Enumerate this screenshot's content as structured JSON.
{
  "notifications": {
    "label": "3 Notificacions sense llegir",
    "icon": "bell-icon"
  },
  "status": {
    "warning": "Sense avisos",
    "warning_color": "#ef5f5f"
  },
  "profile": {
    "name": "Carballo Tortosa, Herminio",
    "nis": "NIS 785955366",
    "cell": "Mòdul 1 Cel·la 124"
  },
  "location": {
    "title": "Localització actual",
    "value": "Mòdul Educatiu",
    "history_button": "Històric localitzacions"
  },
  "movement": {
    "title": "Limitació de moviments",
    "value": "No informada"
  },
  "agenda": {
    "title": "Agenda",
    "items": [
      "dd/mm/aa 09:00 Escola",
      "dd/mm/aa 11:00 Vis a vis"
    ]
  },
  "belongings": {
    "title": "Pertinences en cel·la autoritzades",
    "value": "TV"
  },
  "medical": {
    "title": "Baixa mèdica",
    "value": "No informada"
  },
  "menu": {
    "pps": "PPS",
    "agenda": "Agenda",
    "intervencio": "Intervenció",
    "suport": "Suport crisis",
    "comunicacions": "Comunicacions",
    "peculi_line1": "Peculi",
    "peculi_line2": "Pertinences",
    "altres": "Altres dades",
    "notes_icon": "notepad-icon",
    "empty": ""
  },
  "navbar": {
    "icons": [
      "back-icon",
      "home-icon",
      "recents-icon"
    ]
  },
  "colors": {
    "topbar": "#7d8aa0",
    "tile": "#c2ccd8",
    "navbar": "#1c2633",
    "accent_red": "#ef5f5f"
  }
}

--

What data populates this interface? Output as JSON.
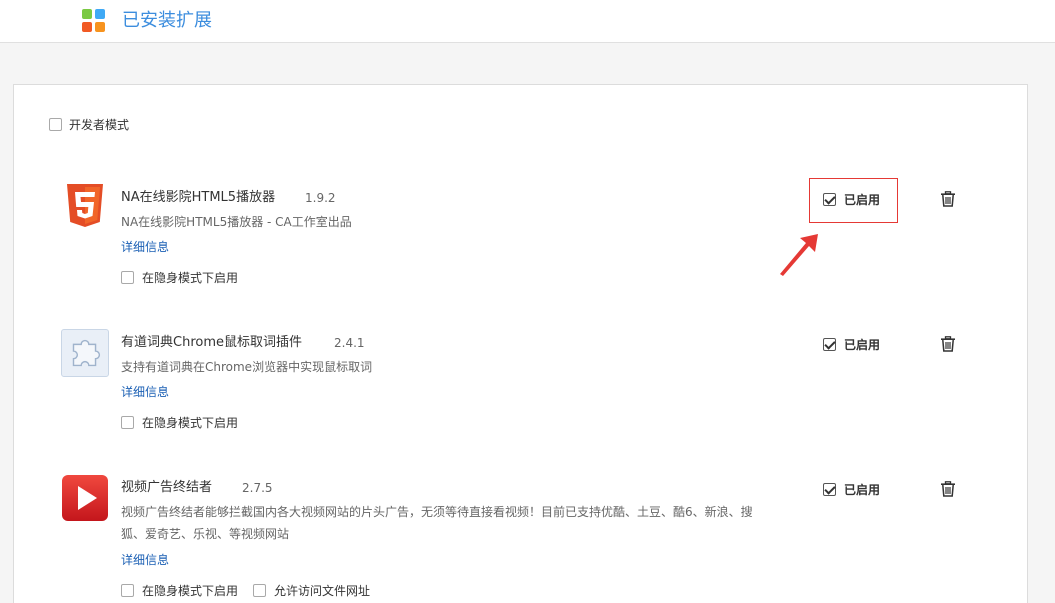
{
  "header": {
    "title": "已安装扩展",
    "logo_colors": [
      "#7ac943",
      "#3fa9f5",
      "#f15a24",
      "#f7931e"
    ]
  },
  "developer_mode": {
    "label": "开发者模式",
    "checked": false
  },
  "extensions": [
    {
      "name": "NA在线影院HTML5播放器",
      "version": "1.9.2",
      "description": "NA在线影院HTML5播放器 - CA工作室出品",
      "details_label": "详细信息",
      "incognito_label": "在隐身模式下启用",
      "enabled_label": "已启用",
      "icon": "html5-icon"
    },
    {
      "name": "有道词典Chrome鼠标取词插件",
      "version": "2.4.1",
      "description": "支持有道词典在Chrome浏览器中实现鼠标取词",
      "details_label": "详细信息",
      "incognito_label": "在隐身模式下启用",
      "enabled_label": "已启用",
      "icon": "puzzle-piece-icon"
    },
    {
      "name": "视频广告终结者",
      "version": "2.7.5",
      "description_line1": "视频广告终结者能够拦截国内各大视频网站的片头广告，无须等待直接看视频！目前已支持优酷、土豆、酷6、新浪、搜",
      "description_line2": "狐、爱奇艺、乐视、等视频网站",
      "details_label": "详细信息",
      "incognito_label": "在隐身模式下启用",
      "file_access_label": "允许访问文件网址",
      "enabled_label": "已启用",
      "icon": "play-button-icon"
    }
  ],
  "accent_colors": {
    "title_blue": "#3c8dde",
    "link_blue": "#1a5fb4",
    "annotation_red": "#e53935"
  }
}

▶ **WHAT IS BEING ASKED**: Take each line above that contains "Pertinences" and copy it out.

▶ **ANSWER BELOW**:
    "title": "Pertinences en cel·la autoritzades",
    "peculi_line2": "Pertinences",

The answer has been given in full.